By: Joe Travia | Follow me on Twitter @NHLJoeTravia
P.K. Subban in the Black and Gold? It is not as crazy of an idea as it would have been back in the early 2010s when Subban was Public Enemy #1 as a member of the rival Montreal Canadiens. With training camp just around the corner and rosters mostly set, significant transactions are few and far between. At this point of the offseason, teams will start bringing veterans into training camps on Professional Try-Out (PTO) agreements, giving them a chance to earn a contract and make the team. Subban should be in Boston as one of those guys.
To be very clear, the 2022 version of P.K. Subban is a far cry from the player who won the Norris Trophy as the NHL’s top defenseman in 2013. Age and physical decline have robbed him of the dynamic talent that had him among the league’s best players, but Subban was still able to contribute a bit offensively for the New Jersey Devils last season as he scored 22 points in 77 games.
From an on-ice perspective, the Bruins would benefit from having another NHL-level right-shot defenseman in camp. Off-season surgeries for Charlie McAvoy, Matt Grzelcyk, and Mike Reilly, in addition to Jakub Zboril’s continued recovery from a torn ACL last season, will have the team’s depth tested for the first few months of the season.
As things stand currently, the Bruins right-handed defenseman depth to start the season is Brandon Carlo, Conor Clifton, and off-season acquisition Connor Carrick. Not exactly an inspiring group offensively. Though Subban’s power play production has plummeted, his big shot and offensive instincts could give Head Coach Jim Montgomery a right-handed option on the power play to fill in for McAvoy while he gets healthy.
Subban earning a spot in Boston would be a great storyline off the ice. Subban has embraced the city in recent years for a player that was so reviled by the fans. A good friend of the late Jimmy Hayes, Subban has spent a lot of time in the city during recent off-seasons.
There is no risk associated with a PTO. The best-case scenario is Subban comes to camp and earns a spot in the lineup.
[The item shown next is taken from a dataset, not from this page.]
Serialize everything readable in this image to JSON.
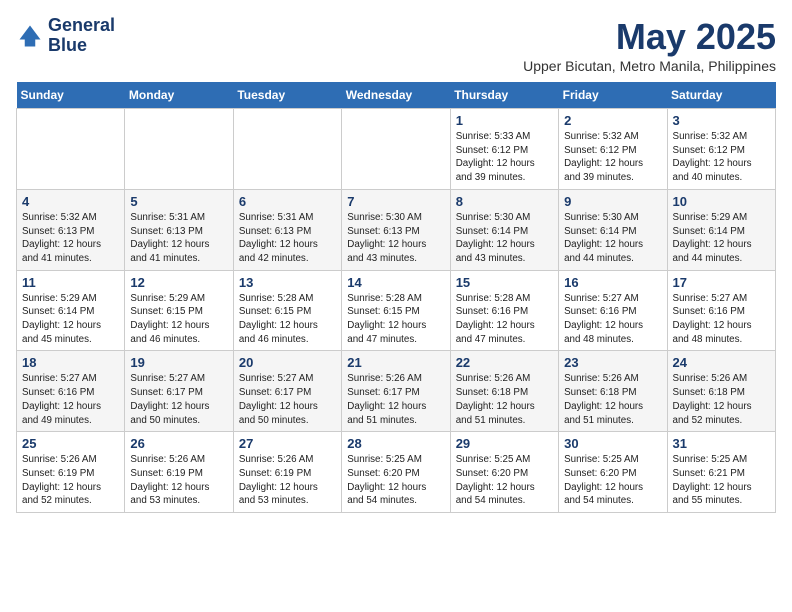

Worst case, you choose not to sign him and release him with no monetary penalty. Don Sweeney and the Bruins front office should give P.K. Subban a chance.